    • ‘When I bring my Slovak friends back to York this summer I hope that the situation will have been considerably improved for all tourists and residents alike.’
    • ‘Germany complains ever louder about the cost of supporting the Polish and Slovak economies as these countries race ahead, attracting a torrent of foreign investment.’
    • ‘The ratification was high on the agenda for the last sitting of the Slovak parliament before its summer recess.’
    • ‘He said some 5,500 Slovak policemen and 400 firefighters will be on duty.’
    • ‘International visitors were the Klnka Folk Dancers from the Slovak Republic.’
    • ‘I would have to make things hard for myself by going to the Slovak bloc.’
    • ‘That's why I've not bothered to contact the Slovak guys for advice.’
    • ‘Ms Hutterova said Slovak authorities were ready to deal with any threats on the Pope's life during his four-day visit, which begins on Thursday.’
    • ‘Hundley, who was in the country on an educational scholarship, was interviewed about the difficulties of learning the Slovak language.’
    • ‘Like those of other Eastern European languages, Slovak words feature clusters of consonants; some words have practically no vowels at all.’
    • ‘The street hosted a fair featuring Irish and Slovak foods, arts and crafts, and a free concert featuring music from the two countries.’
    • ‘There is no shortage of similar triumphs of money over taste in the Slovak capital.’
    • ‘Since March 2001 he has been locked up in a Slovak prison.’

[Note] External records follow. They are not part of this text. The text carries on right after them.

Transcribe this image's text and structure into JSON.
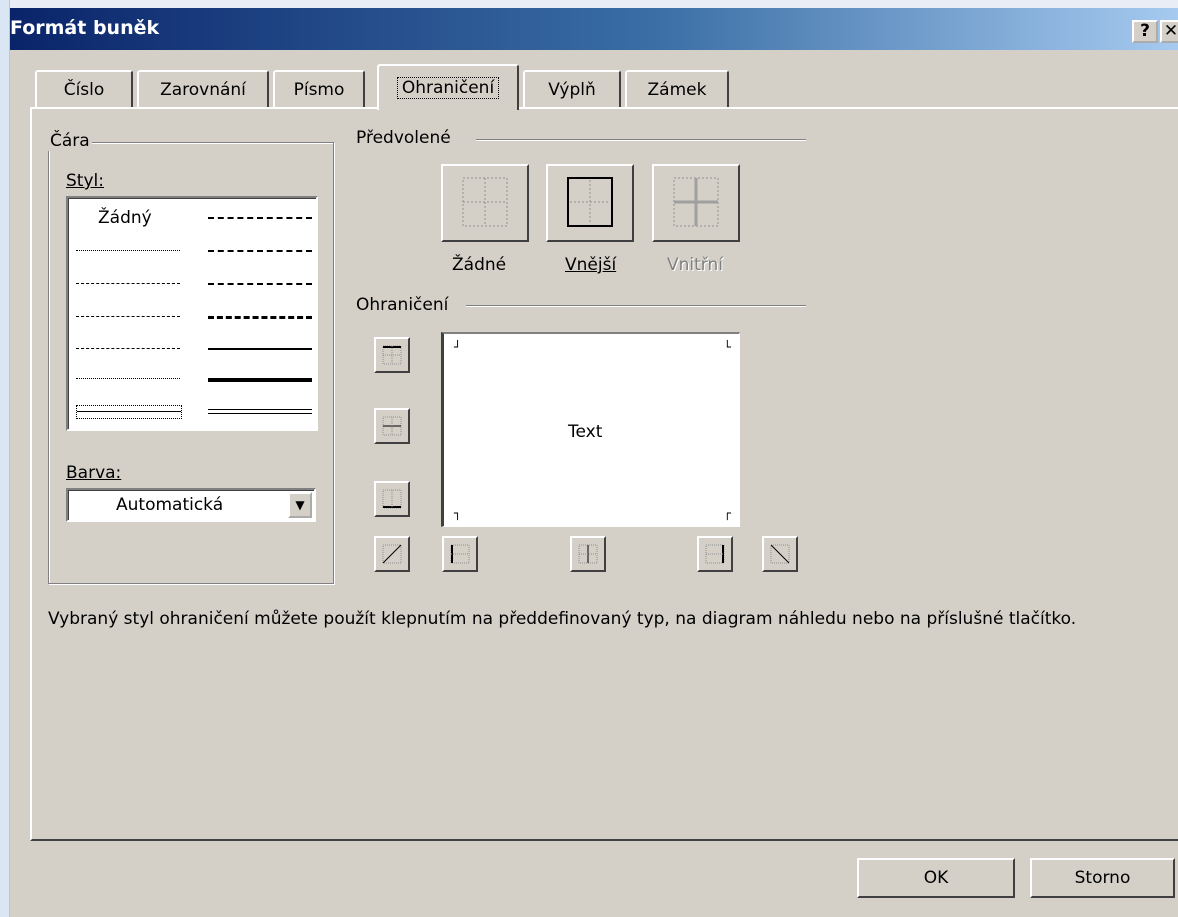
{
  "window": {
    "title": "Formát buněk",
    "help_label": "?",
    "close_label": "✕"
  },
  "tabs": [
    {
      "label": "Číslo"
    },
    {
      "label": "Zarovnání"
    },
    {
      "label": "Písmo"
    },
    {
      "label": "Ohraničení",
      "active": true
    },
    {
      "label": "Výplň"
    },
    {
      "label": "Zámek"
    }
  ],
  "line_group": {
    "title": "Čára",
    "style_label": "Styl:",
    "none_label": "Žádný",
    "color_label": "Barva:",
    "color_value": "Automatická"
  },
  "presets": {
    "title": "Předvolené",
    "none_label": "Žádné",
    "outline_label": "Vnější",
    "inside_label": "Vnitřní"
  },
  "border": {
    "title": "Ohraničení",
    "preview_text": "Text"
  },
  "hint_text": "Vybraný styl ohraničení můžete použít klepnutím na předdefinovaný typ, na diagram náhledu nebo na příslušné tlačítko.",
  "buttons": {
    "ok": "OK",
    "cancel": "Storno"
  },
  "colors": {
    "dialog_bg": "#d4d0c8",
    "title_start": "#0a246a",
    "title_end": "#a6caf0"
  }
}
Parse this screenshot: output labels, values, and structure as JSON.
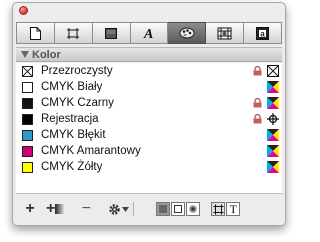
{
  "panel": {
    "section_title": "Kolor",
    "tabs": [
      {
        "name": "page-tab",
        "icon": "page-icon"
      },
      {
        "name": "frame-tab",
        "icon": "frame-icon"
      },
      {
        "name": "box-tab",
        "icon": "box-icon"
      },
      {
        "name": "character-tab",
        "icon": "character-icon",
        "label": "A"
      },
      {
        "name": "colors-tab",
        "icon": "palette-icon",
        "active": true
      },
      {
        "name": "picture-tab",
        "icon": "picture-icon"
      },
      {
        "name": "text-tab",
        "icon": "text-icon"
      }
    ],
    "colors": [
      {
        "name": "Przezroczysty",
        "swatch": "none",
        "locked": true,
        "type": "none"
      },
      {
        "name": "CMYK Biały",
        "swatch": "#ffffff",
        "locked": false,
        "type": "cmyk"
      },
      {
        "name": "CMYK Czarny",
        "swatch": "#111111",
        "locked": true,
        "type": "cmyk"
      },
      {
        "name": "Rejestracja",
        "swatch": "#000000",
        "locked": true,
        "type": "registration"
      },
      {
        "name": "CMYK Błękit",
        "swatch": "#3399cc",
        "locked": false,
        "type": "cmyk"
      },
      {
        "name": "CMYK Amarantowy",
        "swatch": "#cc0077",
        "locked": false,
        "type": "cmyk"
      },
      {
        "name": "CMYK Żółty",
        "swatch": "#ffff00",
        "locked": false,
        "type": "cmyk"
      }
    ],
    "bottom": {
      "add_label": "+",
      "add_gradient_label": "+",
      "remove_label": "−",
      "text_label": "T"
    }
  }
}
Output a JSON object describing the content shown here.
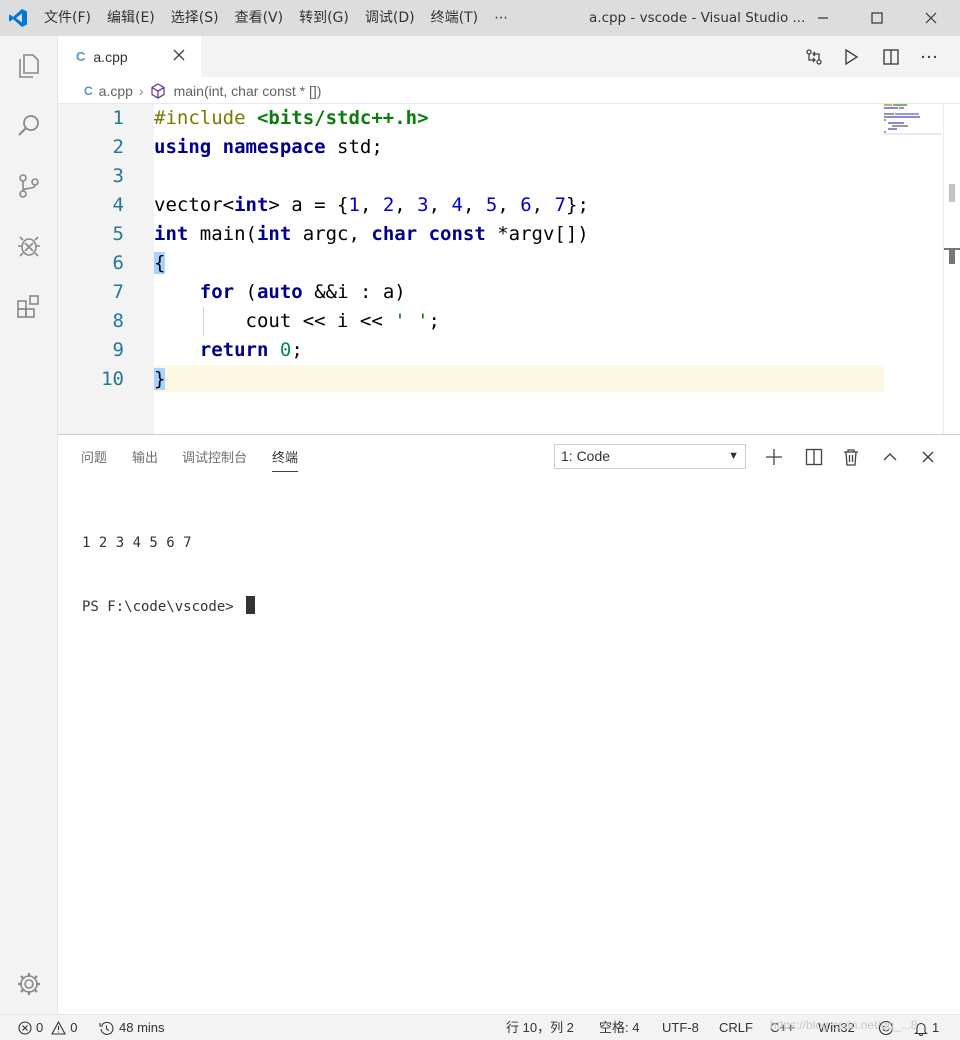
{
  "titlebar": {
    "menu": [
      "文件(F)",
      "编辑(E)",
      "选择(S)",
      "查看(V)",
      "转到(G)",
      "调试(D)",
      "终端(T)",
      "⋯"
    ],
    "title": "a.cpp - vscode - Visual Studio ..."
  },
  "tab": {
    "icon": "C",
    "label": "a.cpp"
  },
  "breadcrumb": {
    "file": "a.cpp",
    "symbol": "main(int, char const * [])"
  },
  "editor": {
    "line_numbers": [
      "1",
      "2",
      "3",
      "4",
      "5",
      "6",
      "7",
      "8",
      "9",
      "10"
    ],
    "current_line": 10
  },
  "panel": {
    "tabs": [
      "问题",
      "输出",
      "调试控制台",
      "终端"
    ],
    "active_tab": "终端",
    "terminal_select": "1: Code",
    "terminal_output": "1 2 3 4 5 6 7",
    "terminal_prompt": "PS F:\\code\\vscode> "
  },
  "statusbar": {
    "errors": "0",
    "warnings": "0",
    "time": "48 mins",
    "position": "行 10，列 2",
    "spaces": "空格: 4",
    "encoding": "UTF-8",
    "eol": "CRLF",
    "language": "C++",
    "platform": "Win32",
    "notifications": "1"
  },
  "watermark": "https://blog.csdn.net/qq_...8",
  "colors": {
    "keyword": "#0000ff",
    "preprocessor": "#7a7a00",
    "string": "#0a7d0a",
    "number": "#09885a",
    "linenumber": "#237893"
  }
}
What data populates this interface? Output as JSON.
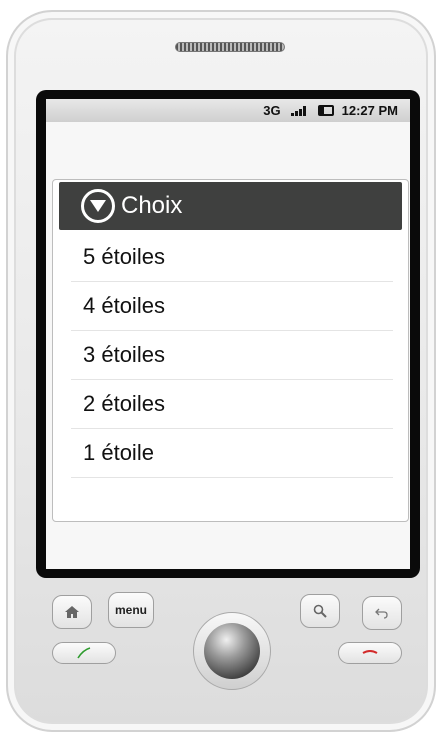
{
  "status_bar": {
    "network": "3G",
    "time": "12:27 PM"
  },
  "dialog": {
    "title": "Choix",
    "title_icon": "circle-down-arrow-icon",
    "options": [
      {
        "label": "5 étoiles"
      },
      {
        "label": "4 étoiles"
      },
      {
        "label": "3 étoiles"
      },
      {
        "label": "2 étoiles"
      },
      {
        "label": "1 étoile"
      }
    ]
  },
  "hardware_buttons": {
    "menu_label": "menu",
    "home_icon": "home-icon",
    "search_icon": "search-icon",
    "back_icon": "back-arrow-icon",
    "call_icon": "call-icon",
    "end_call_icon": "end-call-icon"
  },
  "colors": {
    "title_bar": "#3f403f",
    "screen_bg": "#f7f7f7",
    "call_green": "#2e9b2e",
    "end_red": "#d22a2a"
  }
}
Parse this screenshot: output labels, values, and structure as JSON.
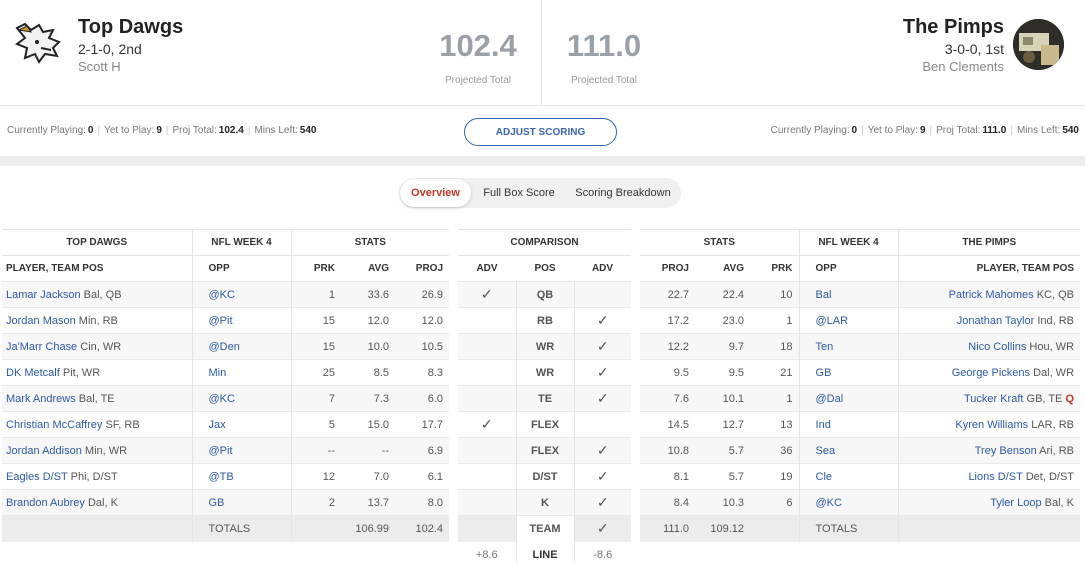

The name in Slovak, from a Slavic root shared with Slovene and perhaps related to slovo ‘word’.